When Marco Polo was captured by the Genoese he whiled away his year in prison by dictating a memoir, the Livre des Merveilles. Polo’s Book of Wonders became a raging best seller before printing presses even existed–Christopher Columbus travelled with his own carefully-annotated copy. Poet Lisa Pasold takes Polo’s stories about Afghanistan, Russia, and China to speculate on the transformative effect of journeys, especially upon those who insist on finding marvels.

Any Bright Horse, Lisa Pasold, Poetry, ISBN 978-1-897181-55-3 112 pages, Paperback, 6″ x 9″, $15.95

Lisa Pasold’s first book of poetry, Weave, was hailed as a masterpiece by Geist magazine. Her second book of poetry, A Bad Year for Journalists, was nominated for an Alberta Book Award. Her 2009 novel, Rats of Las Vegas, was described as “enticing as the lit-up Las Vegas strip and as satisfying as a winning hand at poker” by the Winnipeg Free Press. Lisa has taught creative writing at the American University in Paris and led writing workshops in places such as Dawson City, Yukon, and Winter Park, Florida. Lisa grew up in Montreal, which gave her the necessary jaywalking skills to survive as a poet and travel writer. While working as a journalist, Lisa has been thrown off a train in Belarus, mushed huskies in the Yukon, and been cheated in the Venetian gambling halls of Ca’ Vendramin Calergi. Her latest book of poetry, Any Bright Horse, was published by Frontenac House in spring 2012.

If Christopher Columbus hadn’t owned & carefully read Marco Polo’s Livre de Merveilles

If Marco Polo had never travelled to meet the Great Khan. If he had never returned.

If in middle-age, he had not felt uneasily sedentary, stifled by the narrow canals of Venice.

If he had not then accepted command of a vessel sailing to triumph against Genoa.

If the naval battle had not been lost.

If Polo had not been held, a prisoner of war, in Genoa.

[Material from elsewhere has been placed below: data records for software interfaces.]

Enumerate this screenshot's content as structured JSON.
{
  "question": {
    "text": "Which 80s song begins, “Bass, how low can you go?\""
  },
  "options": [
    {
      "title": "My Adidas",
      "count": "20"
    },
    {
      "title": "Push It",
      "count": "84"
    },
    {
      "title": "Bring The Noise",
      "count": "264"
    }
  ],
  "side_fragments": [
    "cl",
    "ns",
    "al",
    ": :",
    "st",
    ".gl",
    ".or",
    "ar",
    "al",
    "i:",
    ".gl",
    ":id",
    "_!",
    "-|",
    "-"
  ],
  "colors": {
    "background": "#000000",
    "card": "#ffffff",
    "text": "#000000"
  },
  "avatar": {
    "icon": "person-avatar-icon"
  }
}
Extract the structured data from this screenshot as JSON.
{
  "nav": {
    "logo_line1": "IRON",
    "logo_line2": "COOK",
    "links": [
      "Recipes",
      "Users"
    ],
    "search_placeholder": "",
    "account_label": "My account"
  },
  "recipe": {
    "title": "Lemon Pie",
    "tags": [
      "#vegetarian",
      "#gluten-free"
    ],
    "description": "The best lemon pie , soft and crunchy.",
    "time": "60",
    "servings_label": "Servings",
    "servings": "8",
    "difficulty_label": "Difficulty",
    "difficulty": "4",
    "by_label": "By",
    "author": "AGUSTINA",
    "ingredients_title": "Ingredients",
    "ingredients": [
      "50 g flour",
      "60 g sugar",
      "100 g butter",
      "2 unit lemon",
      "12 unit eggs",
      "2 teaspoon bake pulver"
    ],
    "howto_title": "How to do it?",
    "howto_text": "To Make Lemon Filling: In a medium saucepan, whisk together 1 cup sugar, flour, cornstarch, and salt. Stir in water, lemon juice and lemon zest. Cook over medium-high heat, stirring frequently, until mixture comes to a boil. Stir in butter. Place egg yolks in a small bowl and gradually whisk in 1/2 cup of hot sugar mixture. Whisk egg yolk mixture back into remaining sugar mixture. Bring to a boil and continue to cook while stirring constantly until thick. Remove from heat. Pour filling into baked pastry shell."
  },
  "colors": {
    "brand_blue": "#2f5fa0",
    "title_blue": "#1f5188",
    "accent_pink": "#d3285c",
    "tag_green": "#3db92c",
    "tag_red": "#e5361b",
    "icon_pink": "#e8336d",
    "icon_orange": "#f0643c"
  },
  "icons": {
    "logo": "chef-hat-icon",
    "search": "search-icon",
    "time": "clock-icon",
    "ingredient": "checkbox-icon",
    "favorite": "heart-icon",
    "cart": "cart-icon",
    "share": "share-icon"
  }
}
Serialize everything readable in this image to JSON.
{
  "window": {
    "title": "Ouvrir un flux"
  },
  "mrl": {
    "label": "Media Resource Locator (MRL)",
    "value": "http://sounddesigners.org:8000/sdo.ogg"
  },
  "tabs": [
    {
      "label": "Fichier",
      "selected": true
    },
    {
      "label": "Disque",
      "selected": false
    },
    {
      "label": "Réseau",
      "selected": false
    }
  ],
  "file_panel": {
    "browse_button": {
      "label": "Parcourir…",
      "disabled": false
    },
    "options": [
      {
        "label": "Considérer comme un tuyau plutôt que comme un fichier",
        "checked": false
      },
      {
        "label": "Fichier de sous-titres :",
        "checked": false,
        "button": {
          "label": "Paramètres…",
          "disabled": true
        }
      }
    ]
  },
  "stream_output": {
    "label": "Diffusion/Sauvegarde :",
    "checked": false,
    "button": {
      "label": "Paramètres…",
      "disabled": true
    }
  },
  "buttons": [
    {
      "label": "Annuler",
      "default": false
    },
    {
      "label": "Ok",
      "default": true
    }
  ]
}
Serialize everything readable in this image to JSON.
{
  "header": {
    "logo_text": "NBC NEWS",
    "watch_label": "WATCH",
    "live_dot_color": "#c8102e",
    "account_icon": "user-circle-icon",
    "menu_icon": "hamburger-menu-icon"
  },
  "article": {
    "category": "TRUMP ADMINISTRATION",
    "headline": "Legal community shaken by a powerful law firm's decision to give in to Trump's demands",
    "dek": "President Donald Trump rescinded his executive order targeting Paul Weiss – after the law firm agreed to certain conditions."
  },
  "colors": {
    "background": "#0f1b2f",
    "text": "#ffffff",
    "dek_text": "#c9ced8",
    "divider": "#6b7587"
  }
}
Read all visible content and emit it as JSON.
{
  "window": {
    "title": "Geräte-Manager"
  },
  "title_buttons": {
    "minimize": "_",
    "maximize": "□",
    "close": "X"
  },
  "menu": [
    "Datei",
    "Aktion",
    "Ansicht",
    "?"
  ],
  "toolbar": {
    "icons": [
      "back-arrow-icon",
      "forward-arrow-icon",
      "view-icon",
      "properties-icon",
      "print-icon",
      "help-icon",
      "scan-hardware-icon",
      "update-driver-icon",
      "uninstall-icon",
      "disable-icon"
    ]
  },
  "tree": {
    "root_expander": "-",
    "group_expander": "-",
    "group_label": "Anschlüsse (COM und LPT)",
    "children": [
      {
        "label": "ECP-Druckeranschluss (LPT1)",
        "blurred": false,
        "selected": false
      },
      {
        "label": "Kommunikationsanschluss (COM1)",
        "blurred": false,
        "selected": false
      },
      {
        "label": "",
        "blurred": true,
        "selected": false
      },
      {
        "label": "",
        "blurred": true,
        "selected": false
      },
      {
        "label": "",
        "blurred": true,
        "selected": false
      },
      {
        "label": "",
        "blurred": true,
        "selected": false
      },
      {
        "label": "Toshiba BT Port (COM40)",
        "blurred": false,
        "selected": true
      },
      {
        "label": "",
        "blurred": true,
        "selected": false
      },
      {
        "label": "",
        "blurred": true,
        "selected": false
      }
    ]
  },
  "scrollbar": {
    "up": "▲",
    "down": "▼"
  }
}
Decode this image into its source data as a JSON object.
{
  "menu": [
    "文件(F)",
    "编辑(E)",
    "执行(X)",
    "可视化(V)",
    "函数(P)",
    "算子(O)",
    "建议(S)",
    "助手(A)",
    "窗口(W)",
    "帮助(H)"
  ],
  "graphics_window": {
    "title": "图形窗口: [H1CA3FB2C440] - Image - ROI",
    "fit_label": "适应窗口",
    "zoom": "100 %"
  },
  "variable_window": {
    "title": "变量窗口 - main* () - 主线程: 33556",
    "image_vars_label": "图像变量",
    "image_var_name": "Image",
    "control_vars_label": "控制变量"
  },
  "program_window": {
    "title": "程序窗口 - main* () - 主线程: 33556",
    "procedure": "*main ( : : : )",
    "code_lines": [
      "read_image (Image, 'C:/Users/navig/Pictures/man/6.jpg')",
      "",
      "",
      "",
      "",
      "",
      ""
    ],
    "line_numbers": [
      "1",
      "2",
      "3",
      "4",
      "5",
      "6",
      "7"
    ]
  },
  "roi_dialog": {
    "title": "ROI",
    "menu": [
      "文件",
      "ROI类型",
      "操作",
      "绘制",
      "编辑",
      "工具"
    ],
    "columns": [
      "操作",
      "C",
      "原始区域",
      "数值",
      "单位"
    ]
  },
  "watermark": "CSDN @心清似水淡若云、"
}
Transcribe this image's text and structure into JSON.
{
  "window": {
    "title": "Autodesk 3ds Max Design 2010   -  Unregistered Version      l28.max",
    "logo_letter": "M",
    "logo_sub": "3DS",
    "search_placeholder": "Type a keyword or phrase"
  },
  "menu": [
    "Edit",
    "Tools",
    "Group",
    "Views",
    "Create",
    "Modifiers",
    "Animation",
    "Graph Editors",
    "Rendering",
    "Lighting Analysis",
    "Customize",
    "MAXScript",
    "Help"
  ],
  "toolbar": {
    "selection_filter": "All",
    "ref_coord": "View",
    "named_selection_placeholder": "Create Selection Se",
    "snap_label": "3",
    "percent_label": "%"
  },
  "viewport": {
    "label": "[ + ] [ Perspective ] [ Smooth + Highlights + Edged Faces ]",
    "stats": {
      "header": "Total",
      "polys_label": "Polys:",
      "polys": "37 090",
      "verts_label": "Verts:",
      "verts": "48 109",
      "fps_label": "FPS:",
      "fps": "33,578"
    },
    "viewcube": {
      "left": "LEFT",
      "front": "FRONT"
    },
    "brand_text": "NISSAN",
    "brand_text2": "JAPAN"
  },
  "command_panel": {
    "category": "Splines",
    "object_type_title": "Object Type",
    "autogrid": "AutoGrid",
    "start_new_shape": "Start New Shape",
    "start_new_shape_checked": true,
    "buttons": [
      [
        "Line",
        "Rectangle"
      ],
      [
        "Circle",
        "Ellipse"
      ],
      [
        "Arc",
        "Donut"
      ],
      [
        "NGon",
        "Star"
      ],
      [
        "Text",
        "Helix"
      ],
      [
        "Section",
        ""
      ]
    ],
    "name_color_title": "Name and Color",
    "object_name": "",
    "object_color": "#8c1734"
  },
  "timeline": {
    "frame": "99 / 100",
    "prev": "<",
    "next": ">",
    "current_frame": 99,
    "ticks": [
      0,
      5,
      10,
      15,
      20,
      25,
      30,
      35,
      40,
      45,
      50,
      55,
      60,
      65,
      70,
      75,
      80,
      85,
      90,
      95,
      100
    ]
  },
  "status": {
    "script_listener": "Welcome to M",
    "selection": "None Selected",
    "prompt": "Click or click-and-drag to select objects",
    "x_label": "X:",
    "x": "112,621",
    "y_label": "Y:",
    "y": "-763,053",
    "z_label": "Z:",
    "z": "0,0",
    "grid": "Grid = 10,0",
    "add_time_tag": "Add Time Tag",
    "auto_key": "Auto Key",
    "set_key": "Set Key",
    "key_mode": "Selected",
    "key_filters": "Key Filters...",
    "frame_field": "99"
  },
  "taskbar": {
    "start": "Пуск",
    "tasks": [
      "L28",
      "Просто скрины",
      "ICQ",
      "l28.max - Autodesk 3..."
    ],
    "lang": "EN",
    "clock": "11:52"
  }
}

If he had not been imprisoned alongside a bored writer of Arthurian romances, languishing in a neighbouring cell of Genoa’s Palazzo di San Giorgio Jail.

If this fellow inmate, Rustichello, had not written down the stories Polo recounted.

If they had not collaborated, arguing through their various languages and dialects, until Rustichello penned Polo’s complete narrative in an ungrammatical but highly romantic French.

If this Book of Marvels had not been read rapturously even by priests, had not been recopied and translated variously and finally printed, for wide distribution, in 1477.